Coronary heart disease is the single biggest killer in the UK. The British Heart foundation fact sheet states that nearly 1 in 6 men and 1 in 10 women will die from coronary heart disease with most of these deaths caused by heart attacks.
The risk factors for coronary heart disease include obesity, lack of exercise, high cholesterol and high blood pressure. There are over 40,000 deaths every year from strokes. That is enough people to fill the O2 Arena twice over! The risk factors for stroke include high blood pressure and atherosclerosis or narrowing of the arteries.
The stats are shocking aren’t they? Almost as shocking is that there are really simple ways of reducing your risk of these diseases that you really should know about and, you guessed it, yoga is one of them.
The Heart of the Matter
Your heart beats about 100,000 times every day – that is about 2.5 billion times in the average lifetime. Every beat pumps oxygen-rich blood around our bloodstream and can be felt as our pulse. Most of us will have a resting pulse of between 60 and 100 beats per minute. In a healthy person, a lower pulse rate implies more efficient heart function and a highly trained athlete may have a pulse as low as 40 beats per minute.
Our blood pressure is a measure of the difference in pressure in our blood vessels when the heart is contracting and when it is relaxed. If the blood pressure is too low, particularly when the heart is relaxed, then the oxygen that the blood stream carries does not get to our organs so they cannot work efficiently. If the pressures are too high there is a risk of damage to the more delicate blood vessels, especially in the brain, heart and kidneys. High blood pressure is a major cause of life-changing illness and death in the western world.
Yoga to the Rescue!

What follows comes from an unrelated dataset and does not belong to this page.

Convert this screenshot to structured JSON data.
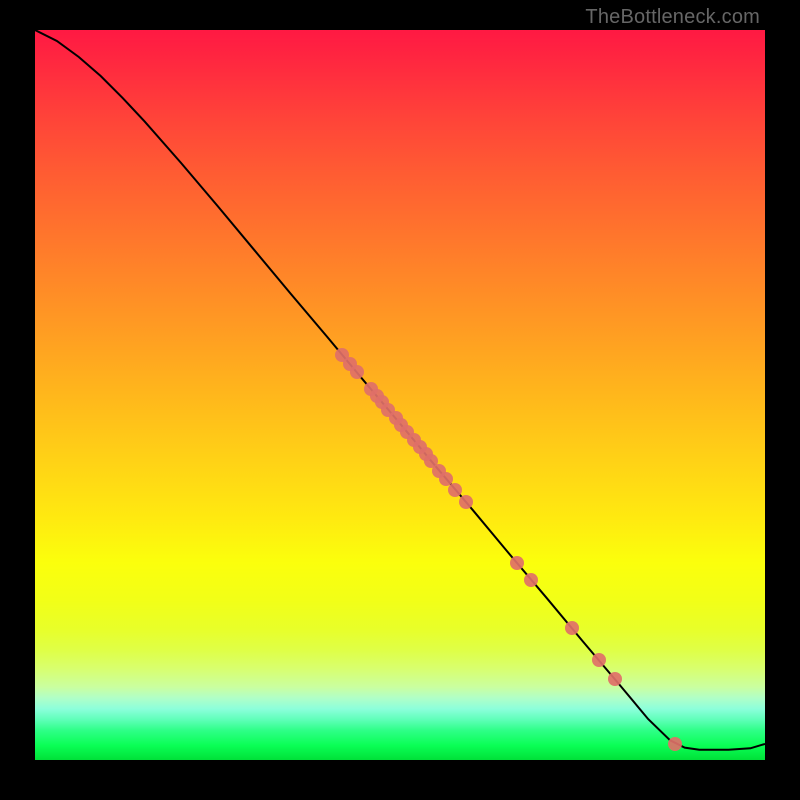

But enough of the gloom and doom – where does yoga come in? In my previous article I explored how yoga practices like āsāna, prānāyāma and meditation all stimulate the parasympathetic, or calming, side of our nervous system. This in turn lowers blood pressure and heart rate which reduces our risk of heart disease and stroke. More specifically the medical science has been looking at yoga with some interesting results.
Last year, a team from Erasmus University Medical Centre in Rotterdam reviewed 37 studies including 2768 people and concluded that yoga is ‘as good as aerobics for cutting heart disease risk‘ in terms of reducing BMI, blood pressure and cholesterol. They also found that the yogis and yoginis studied were also shown to be, on average, 2.75kg lighter than those undertaking other forms of exercise. Trimmer and less likely to die young – good results!
Other studies have shown that yoga can also reverse the effects of atherosclerosis, a feature of cardiovascular disease where fatty deposits cause narrowing of the arteries. Reversing atherosclerosis also reduces the risk of heart disease and stroke. It’s good to hear that it isn’t all about prevention and that yoga can cancel out the bad things that may already be happening.
This is all great news for people who don’t like other forms of activity like running and exercise classes. It is even better news if you are unable to undertake those forms of exercise due to injury, illness or disability as yoga can be modified to suit any level of mobility, fitness or age. This means that yoga may be able to help people with these life threatening conditions who would not usually consider exercise.
For The Athletes Amongst Us
Researchers in India, the birthplace of yoga, have also been looking at the effects of yoga practice on endurance. They made Indian Army recruits do 60 minutes yoga six mornings a week for six months, and compared their endurance to a similar group of soldiers who continued to do the traditional physical exercise six mornings a week for the same period. Incredibly, they found that the yoga group had increased their anaerobic capacity, and could work harder without feeling uncomfortable. In other words they found that yoga can increase your endurance and exercise tolerance which explains why many high level sports teams are now incorporating yoga into their routine training schedules.
So, yoga really can help to prevent an early death from heart disease or stroke which is wonderful news for those of us already rolling out or yoga mat and dusting off the meditation cushions on a regular basis. It’s great news if you haven’t tried yoga yet as you are never too old, unfit or infirm to start. It is good news too if you are striving for that personal best in your chosen sport or discipline.
Yoga helps us to be healthier and feel better on so many levels. I am certainly going to keep on rolling out my mat and dusting off my meditation cushion as often as I can and for as long as I can to keep reaping these wonderful health benefits. Why don’t you join me as often as you can so we can all look forward to a healthy, happy and long yoga-filled life! Namaste.